Each entry below should be retyped exactly, with nothing omitted.
━━━━━━━━━━━━━━━━━━━━
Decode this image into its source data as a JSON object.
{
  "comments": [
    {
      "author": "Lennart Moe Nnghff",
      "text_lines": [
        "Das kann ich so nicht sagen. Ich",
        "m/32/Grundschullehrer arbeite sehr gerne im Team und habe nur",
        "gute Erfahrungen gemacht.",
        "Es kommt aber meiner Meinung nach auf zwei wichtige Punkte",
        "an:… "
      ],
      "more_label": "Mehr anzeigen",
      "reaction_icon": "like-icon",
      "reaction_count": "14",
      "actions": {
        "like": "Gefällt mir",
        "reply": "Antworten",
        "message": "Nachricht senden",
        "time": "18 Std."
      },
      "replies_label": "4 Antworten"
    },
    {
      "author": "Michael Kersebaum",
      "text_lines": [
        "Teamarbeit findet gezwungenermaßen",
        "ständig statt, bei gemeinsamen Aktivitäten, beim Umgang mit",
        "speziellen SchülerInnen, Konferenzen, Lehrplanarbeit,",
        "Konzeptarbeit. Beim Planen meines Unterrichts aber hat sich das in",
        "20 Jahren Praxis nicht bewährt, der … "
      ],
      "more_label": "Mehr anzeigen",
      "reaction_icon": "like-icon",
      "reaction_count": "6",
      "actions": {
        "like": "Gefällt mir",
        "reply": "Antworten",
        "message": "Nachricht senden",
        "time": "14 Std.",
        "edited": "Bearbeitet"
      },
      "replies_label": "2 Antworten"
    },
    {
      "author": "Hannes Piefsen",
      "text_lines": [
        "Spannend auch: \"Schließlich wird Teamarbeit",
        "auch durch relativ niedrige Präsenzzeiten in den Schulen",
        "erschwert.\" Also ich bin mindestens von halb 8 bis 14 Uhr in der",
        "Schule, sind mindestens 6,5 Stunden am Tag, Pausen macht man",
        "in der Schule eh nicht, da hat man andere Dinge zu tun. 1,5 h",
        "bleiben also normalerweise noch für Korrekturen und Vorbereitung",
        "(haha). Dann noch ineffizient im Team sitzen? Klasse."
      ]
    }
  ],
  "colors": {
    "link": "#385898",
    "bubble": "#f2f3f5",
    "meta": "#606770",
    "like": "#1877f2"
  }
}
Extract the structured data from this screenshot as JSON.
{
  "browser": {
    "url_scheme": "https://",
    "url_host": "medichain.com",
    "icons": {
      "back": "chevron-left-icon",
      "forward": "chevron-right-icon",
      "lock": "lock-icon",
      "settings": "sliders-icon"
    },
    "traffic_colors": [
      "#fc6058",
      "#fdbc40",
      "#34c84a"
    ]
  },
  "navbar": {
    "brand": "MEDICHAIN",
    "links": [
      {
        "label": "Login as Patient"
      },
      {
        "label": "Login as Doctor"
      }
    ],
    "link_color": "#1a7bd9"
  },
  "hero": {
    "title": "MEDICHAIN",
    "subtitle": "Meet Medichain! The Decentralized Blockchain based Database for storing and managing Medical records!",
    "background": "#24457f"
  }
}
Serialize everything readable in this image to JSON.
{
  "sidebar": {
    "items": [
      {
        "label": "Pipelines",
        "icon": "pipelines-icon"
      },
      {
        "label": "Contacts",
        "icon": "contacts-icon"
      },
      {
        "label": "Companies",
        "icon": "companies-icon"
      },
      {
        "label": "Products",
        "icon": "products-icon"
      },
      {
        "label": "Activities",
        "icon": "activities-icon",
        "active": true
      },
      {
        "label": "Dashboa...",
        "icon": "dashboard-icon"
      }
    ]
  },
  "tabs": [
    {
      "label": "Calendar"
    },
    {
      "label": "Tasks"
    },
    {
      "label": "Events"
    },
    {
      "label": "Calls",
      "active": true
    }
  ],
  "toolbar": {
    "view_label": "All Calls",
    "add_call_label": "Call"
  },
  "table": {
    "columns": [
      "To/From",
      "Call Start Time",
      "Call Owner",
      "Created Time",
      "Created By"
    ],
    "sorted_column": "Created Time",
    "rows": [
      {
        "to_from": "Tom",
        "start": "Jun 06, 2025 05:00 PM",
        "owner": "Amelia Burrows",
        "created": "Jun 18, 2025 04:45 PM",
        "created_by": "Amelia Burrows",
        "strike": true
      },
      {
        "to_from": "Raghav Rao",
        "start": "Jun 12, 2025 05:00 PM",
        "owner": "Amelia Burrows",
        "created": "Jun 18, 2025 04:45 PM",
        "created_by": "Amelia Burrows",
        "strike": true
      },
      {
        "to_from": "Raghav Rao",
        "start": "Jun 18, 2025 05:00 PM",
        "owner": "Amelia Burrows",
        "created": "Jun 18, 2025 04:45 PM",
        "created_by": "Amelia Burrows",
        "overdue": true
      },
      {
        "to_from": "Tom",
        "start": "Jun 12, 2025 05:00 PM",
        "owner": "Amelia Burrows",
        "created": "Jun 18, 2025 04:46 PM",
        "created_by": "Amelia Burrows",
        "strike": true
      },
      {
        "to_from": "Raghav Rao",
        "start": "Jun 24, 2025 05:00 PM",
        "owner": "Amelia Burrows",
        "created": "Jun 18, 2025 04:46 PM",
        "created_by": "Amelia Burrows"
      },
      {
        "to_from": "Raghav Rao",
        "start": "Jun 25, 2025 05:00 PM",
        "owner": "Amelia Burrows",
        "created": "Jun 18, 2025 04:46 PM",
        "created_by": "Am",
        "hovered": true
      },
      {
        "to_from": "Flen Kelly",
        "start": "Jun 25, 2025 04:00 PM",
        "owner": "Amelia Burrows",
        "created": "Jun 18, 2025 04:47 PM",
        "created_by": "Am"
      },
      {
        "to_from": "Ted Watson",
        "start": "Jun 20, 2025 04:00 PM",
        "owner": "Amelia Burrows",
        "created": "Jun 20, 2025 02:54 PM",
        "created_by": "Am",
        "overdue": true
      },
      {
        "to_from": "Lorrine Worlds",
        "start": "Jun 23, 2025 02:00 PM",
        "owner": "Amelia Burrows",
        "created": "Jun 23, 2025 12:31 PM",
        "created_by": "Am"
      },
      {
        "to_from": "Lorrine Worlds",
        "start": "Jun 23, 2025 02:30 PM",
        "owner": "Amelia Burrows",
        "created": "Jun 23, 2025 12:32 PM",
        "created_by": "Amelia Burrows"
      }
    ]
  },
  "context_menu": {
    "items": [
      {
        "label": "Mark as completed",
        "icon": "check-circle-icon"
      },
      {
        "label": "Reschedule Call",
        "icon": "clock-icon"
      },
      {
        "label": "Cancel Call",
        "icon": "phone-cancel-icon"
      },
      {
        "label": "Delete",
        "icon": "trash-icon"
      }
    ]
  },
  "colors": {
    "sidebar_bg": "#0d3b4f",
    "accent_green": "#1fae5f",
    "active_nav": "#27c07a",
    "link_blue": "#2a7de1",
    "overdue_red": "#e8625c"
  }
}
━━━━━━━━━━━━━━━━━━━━
#### Response area
Decode this image into its source data as a JSON object.
{
  "comments": [
    {
      "author": "Lennart Moe Nnghff",
      "text_lines": [
        "Das kann ich so nicht sagen. Ich",
        "m/32/Grundschullehrer arbeite sehr gerne im Team und habe nur",
        "gute Erfahrungen gemacht.",
        "Es kommt aber meiner Meinung nach auf zwei wichtige Punkte",
        "an:… "
      ],
      "more_label": "Mehr anzeigen",
      "reaction_icon": "like-icon",
      "reaction_count": "14",
      "actions": {
        "like": "Gefällt mir",
        "reply": "Antworten",
        "message": "Nachricht senden",
        "time": "18 Std."
      },
      "replies_label": "4 Antworten"
    },
    {
      "author": "Michael Kersebaum",
      "text_lines": [
        "Teamarbeit findet gezwungenermaßen",
        "ständig statt, bei gemeinsamen Aktivitäten, beim Umgang mit",
        "speziellen SchülerInnen, Konferenzen, Lehrplanarbeit,",
        "Konzeptarbeit. Beim Planen meines Unterrichts aber hat sich das in",
        "20 Jahren Praxis nicht bewährt, der … "
      ],
      "more_label": "Mehr anzeigen",
      "reaction_icon": "like-icon",
      "reaction_count": "6",
      "actions": {
        "like": "Gefällt mir",
        "reply": "Antworten",
        "message": "Nachricht senden",
        "time": "14 Std.",
        "edited": "Bearbeitet"
      },
      "replies_label": "2 Antworten"
    },
    {
      "author": "Hannes Piefsen",
      "text_lines": [
        "Spannend auch: \"Schließlich wird Teamarbeit",
        "auch durch relativ niedrige Präsenzzeiten in den Schulen",
        "erschwert.\" Also ich bin mindestens von halb 8 bis 14 Uhr in der",
        "Schule, sind mindestens 6,5 Stunden am Tag, Pausen macht man",
        "in der Schule eh nicht, da hat man andere Dinge zu tun. 1,5 h",
        "bleiben also normalerweise noch für Korrekturen und Vorbereitung",
        "(haha). Dann noch ineffizient im Team sitzen? Klasse."
      ]
    }
  ],
  "colors": {
    "link": "#385898",
    "bubble": "#f2f3f5",
    "meta": "#606770",
    "like": "#1877f2"
  }
}
Extract the structured data from this screenshot as JSON.
{
  "browser": {
    "url_scheme": "https://",
    "url_host": "medichain.com",
    "icons": {
      "back": "chevron-left-icon",
      "forward": "chevron-right-icon",
      "lock": "lock-icon",
      "settings": "sliders-icon"
    },
    "traffic_colors": [
      "#fc6058",
      "#fdbc40",
      "#34c84a"
    ]
  },
  "navbar": {
    "brand": "MEDICHAIN",
    "links": [
      {
        "label": "Login as Patient"
      },
      {
        "label": "Login as Doctor"
      }
    ],
    "link_color": "#1a7bd9"
  },
  "hero": {
    "title": "MEDICHAIN",
    "subtitle": "Meet Medichain! The Decentralized Blockchain based Database for storing and managing Medical records!",
    "background": "#24457f"
  }
}
Serialize everything readable in this image to JSON.
{
  "sidebar": {
    "items": [
      {
        "label": "Pipelines",
        "icon": "pipelines-icon"
      },
      {
        "label": "Contacts",
        "icon": "contacts-icon"
      },
      {
        "label": "Companies",
        "icon": "companies-icon"
      },
      {
        "label": "Products",
        "icon": "products-icon"
      },
      {
        "label": "Activities",
        "icon": "activities-icon",
        "active": true
      },
      {
        "label": "Dashboa...",
        "icon": "dashboard-icon"
      }
    ]
  },
  "tabs": [
    {
      "label": "Calendar"
    },
    {
      "label": "Tasks"
    },
    {
      "label": "Events"
    },
    {
      "label": "Calls",
      "active": true
    }
  ],
  "toolbar": {
    "view_label": "All Calls",
    "add_call_label": "Call"
  },
  "table": {
    "columns": [
      "To/From",
      "Call Start Time",
      "Call Owner",
      "Created Time",
      "Created By"
    ],
    "sorted_column": "Created Time",
    "rows": [
      {
        "to_from": "Tom",
        "start": "Jun 06, 2025 05:00 PM",
        "owner": "Amelia Burrows",
        "created": "Jun 18, 2025 04:45 PM",
        "created_by": "Amelia Burrows",
        "strike": true
      },
      {
        "to_from": "Raghav Rao",
        "start": "Jun 12, 2025 05:00 PM",
        "owner": "Amelia Burrows",
        "created": "Jun 18, 2025 04:45 PM",
        "created_by": "Amelia Burrows",
        "strike": true
      },
      {
        "to_from": "Raghav Rao",
        "start": "Jun 18, 2025 05:00 PM",
        "owner": "Amelia Burrows",
        "created": "Jun 18, 2025 04:45 PM",
        "created_by": "Amelia Burrows",
        "overdue": true
      },
      {
        "to_from": "Tom",
        "start": "Jun 12, 2025 05:00 PM",
        "owner": "Amelia Burrows",
        "created": "Jun 18, 2025 04:46 PM",
        "created_by": "Amelia Burrows",
        "strike": true
      },
      {
        "to_from": "Raghav Rao",
        "start": "Jun 24, 2025 05:00 PM",
        "owner": "Amelia Burrows",
        "created": "Jun 18, 2025 04:46 PM",
        "created_by": "Amelia Burrows"
      },
      {
        "to_from": "Raghav Rao",
        "start": "Jun 25, 2025 05:00 PM",
        "owner": "Amelia Burrows",
        "created": "Jun 18, 2025 04:46 PM",
        "created_by": "Am",
        "hovered": true
      },
      {
        "to_from": "Flen Kelly",
        "start": "Jun 25, 2025 04:00 PM",
        "owner": "Amelia Burrows",
        "created": "Jun 18, 2025 04:47 PM",
        "created_by": "Am"
      },
      {
        "to_from": "Ted Watson",
        "start": "Jun 20, 2025 04:00 PM",
        "owner": "Amelia Burrows",
        "created": "Jun 20, 2025 02:54 PM",
        "created_by": "Am",
        "overdue": true
      },
      {
        "to_from": "Lorrine Worlds",
        "start": "Jun 23, 2025 02:00 PM",
        "owner": "Amelia Burrows",
        "created": "Jun 23, 2025 12:31 PM",
        "created_by": "Am"
      },
      {
        "to_from": "Lorrine Worlds",
        "start": "Jun 23, 2025 02:30 PM",
        "owner": "Amelia Burrows",
        "created": "Jun 23, 2025 12:32 PM",
        "created_by": "Amelia Burrows"
      }
    ]
  },
  "context_menu": {
    "items": [
      {
        "label": "Mark as completed",
        "icon": "check-circle-icon"
      },
      {
        "label": "Reschedule Call",
        "icon": "clock-icon"
      },
      {
        "label": "Cancel Call",
        "icon": "phone-cancel-icon"
      },
      {
        "label": "Delete",
        "icon": "trash-icon"
      }
    ]
  },
  "colors": {
    "sidebar_bg": "#0d3b4f",
    "accent_green": "#1fae5f",
    "active_nav": "#27c07a",
    "link_blue": "#2a7de1",
    "overdue_red": "#e8625c"
  }
}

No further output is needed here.